However, after calling the Bahay na Diwa our home for eight years, my family had to bid farewell. Many of my aunts and uncles we falling ill, and we had to sell the house to augment their finances. But we ensured that the new owner of the house would preserve its legacy. So on October 2012, we packed the last of our things and moved to our new home in Project 4, but before that my aunt and I made sure that the owners would know of the story of the house and the Olivares clan.
The new owners showed great care in continuing the restoration of our old home, especially in fixing that leak in the roof that I have been working on for years. They invested in using antique wood taken from demolished ancestral homes to replace the warped and damaged floor and wooden panels. However, after completing the restoration, the owners ran into some problems that they could not open the restaurant that they wanted. So in 2015, the leased out the property, and at the end 2017 the old house was opened to the public as the restaurant Roice’s Restaurant + G.

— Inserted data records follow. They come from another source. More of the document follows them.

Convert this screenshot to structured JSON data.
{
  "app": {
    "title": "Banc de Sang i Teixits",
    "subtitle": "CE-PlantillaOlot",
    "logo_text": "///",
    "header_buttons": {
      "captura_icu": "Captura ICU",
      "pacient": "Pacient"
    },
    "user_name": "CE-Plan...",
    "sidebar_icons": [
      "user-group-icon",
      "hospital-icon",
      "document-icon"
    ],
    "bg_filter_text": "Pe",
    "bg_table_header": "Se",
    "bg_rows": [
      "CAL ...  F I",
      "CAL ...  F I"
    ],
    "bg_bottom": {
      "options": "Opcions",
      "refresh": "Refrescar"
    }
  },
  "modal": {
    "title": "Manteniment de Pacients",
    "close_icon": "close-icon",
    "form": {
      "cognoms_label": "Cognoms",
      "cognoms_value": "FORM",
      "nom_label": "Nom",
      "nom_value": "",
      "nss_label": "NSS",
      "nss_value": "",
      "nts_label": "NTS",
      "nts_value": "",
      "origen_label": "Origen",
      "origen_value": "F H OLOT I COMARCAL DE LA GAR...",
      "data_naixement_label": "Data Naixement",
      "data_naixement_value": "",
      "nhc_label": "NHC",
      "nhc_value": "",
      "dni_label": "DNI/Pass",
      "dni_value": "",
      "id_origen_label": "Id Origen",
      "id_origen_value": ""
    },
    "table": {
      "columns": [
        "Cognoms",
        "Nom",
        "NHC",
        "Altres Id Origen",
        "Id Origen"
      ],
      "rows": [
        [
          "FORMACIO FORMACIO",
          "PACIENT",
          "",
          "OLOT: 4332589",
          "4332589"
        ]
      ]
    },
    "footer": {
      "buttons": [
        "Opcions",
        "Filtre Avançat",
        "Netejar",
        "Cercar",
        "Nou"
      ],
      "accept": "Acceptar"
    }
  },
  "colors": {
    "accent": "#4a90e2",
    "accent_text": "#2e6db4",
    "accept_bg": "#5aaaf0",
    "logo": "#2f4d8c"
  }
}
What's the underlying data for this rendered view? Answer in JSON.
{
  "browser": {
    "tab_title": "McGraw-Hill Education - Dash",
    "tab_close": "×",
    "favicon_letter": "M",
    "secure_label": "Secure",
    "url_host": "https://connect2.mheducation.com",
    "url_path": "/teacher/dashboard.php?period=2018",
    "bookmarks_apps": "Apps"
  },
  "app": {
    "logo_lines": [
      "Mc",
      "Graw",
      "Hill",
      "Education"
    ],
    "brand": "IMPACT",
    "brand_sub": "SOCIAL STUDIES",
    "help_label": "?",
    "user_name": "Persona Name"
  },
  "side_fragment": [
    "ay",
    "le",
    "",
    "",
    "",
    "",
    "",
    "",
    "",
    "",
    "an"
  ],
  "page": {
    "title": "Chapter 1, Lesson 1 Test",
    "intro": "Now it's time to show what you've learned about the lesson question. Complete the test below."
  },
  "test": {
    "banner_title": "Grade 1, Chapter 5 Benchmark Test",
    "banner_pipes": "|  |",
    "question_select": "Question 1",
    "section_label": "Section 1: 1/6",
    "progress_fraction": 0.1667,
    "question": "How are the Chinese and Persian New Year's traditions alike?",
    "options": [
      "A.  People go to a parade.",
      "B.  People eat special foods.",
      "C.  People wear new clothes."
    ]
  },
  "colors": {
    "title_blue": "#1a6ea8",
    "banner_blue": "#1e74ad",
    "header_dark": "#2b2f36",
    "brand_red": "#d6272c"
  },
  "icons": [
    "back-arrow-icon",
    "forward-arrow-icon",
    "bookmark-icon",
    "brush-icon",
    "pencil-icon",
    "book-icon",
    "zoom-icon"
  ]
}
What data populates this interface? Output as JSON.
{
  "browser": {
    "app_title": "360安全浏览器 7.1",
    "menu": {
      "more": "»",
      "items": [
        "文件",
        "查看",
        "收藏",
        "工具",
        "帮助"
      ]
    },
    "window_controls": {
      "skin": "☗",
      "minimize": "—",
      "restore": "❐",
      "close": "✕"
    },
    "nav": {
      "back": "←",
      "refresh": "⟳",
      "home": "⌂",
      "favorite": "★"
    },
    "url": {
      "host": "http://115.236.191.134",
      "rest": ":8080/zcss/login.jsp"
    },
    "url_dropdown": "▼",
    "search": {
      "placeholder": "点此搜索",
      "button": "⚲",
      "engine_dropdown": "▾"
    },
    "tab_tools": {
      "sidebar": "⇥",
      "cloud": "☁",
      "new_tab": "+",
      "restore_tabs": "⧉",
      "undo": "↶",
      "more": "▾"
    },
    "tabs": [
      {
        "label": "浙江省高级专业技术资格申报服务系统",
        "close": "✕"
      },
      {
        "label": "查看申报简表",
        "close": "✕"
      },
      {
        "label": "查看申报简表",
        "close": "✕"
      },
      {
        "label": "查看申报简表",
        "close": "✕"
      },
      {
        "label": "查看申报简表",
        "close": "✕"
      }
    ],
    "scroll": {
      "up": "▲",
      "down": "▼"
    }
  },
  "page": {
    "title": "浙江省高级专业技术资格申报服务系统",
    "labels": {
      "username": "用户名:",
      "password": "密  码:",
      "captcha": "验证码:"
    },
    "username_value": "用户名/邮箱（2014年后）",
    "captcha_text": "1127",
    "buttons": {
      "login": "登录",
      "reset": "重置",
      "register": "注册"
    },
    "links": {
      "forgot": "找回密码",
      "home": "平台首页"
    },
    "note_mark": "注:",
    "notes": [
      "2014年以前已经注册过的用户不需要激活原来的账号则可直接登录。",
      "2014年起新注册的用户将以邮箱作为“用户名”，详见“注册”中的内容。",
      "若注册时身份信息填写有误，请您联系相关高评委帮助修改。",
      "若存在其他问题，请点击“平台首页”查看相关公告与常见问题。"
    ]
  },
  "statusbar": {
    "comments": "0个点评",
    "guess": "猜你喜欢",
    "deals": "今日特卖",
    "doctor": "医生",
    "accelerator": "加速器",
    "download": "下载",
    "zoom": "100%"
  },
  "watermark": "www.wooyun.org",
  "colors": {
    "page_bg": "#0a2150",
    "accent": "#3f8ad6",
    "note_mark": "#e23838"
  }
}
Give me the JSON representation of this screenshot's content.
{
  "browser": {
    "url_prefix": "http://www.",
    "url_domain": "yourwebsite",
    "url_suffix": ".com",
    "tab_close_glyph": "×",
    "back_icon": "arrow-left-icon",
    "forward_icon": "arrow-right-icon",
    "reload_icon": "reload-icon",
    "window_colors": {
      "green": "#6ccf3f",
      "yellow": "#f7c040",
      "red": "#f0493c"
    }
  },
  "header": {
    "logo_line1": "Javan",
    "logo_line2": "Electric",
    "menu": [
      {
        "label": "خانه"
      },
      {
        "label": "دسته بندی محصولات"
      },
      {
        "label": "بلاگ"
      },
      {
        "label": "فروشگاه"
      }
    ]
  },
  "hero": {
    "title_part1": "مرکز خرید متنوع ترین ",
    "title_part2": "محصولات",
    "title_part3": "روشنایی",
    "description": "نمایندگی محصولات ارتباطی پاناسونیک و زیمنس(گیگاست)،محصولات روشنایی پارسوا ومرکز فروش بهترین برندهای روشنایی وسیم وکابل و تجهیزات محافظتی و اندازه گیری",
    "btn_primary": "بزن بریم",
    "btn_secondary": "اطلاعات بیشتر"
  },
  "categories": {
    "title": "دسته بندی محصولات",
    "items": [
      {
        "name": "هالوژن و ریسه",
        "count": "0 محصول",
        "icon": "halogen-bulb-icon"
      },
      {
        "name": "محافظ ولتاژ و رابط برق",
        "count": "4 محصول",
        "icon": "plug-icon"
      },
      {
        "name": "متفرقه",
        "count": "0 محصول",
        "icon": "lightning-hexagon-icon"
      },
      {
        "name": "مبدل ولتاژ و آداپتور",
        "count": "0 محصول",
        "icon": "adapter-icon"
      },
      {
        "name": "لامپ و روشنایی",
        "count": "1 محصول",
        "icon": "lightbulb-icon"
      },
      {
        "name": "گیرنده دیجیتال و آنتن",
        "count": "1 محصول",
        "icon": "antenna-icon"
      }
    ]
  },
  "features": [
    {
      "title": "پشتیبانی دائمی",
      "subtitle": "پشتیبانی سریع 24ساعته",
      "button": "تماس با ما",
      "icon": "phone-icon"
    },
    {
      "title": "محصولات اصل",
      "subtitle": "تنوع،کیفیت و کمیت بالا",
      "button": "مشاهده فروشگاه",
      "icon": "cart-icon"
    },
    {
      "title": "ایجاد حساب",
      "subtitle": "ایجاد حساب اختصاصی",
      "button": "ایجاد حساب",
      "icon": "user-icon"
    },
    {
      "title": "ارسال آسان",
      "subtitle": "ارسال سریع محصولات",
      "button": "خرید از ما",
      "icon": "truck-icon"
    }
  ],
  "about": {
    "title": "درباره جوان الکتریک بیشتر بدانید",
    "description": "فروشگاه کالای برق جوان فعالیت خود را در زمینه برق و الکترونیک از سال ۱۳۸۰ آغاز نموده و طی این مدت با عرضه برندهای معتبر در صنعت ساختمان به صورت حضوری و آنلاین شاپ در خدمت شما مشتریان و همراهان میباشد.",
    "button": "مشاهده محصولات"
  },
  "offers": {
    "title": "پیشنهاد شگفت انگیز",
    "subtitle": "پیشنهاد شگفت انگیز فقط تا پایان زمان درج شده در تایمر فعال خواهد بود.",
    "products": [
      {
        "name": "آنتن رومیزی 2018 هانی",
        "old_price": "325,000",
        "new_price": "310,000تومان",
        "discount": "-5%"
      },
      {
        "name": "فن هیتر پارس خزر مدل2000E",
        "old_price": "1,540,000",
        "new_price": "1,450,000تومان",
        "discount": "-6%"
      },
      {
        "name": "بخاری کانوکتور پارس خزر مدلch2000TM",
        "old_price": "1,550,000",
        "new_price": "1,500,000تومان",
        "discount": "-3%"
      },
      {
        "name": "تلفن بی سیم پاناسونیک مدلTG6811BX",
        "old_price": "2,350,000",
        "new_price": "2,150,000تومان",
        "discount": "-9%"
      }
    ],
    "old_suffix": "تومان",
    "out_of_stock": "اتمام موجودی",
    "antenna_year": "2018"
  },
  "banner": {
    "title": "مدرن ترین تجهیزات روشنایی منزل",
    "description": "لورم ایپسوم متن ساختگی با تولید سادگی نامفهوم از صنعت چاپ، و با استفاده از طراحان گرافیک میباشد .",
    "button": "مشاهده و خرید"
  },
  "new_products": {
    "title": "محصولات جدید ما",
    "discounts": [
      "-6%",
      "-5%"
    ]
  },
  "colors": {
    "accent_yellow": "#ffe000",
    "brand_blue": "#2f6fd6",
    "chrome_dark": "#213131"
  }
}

In January 2018, my cousins and I returned to the old house, to taste the fare of Roice’s Restaurant + G, and reminisce about the old house. Although the owners of the restaurant repainted the house black inside and out, most of the original architecture remained intact. It was sad to see that the kaimito tree was cut down to make way for a sidewalk; however the tubing bakod and duhat trees are still there. Inside the restaurant are some digital artworks by the film director, Milo Sogueco, whom I have worked with in a film documentary in the island of Sulu, in 1999.
In 2019, the Restaurant + G underwent new management and was rebranded as the Delgado 112. Despite its name change and black paint, to my family and my clan, this is still our home that tells the story of the Olivares family and the shaping of Quezon City.
Olivares Trivia 1:
My grandparents and Uncle Luis, Jr. were first buried at the Holy Cross Memorial Park, in Novaliches. Their bodies were recently cremated and transferred to the Garden of the Divine Word, inside the Christ the King Mission Seminary compound, along Senator Eulogio “Amang” Adona Rodríguez Sr. Boulevard; the were interred with my Uncle Roger, to be easily accessible to all family members.
Olivares Trivia 2:
It is believed that our bloodline comes from the family of Gaspar de Guzmán y Pimentel (1587-1645), Count of Olivares, of Spain. In the early 1900s, his descendant, Don Eduardo Francisco Olivares y Tello De (1860-1935) moved from Cadiz, Spain, to the island of Panay, where he married an “indio” (native), Potenciana Aldeguer, and began the Bisayan Olivares clan. Don Eduardo’s brother and sister, Carmen Olivares Tello de Meneses, moved from Cadiz to Cavite, starting the Tagalog Olivares bloodline.
Olivares Trivia 3: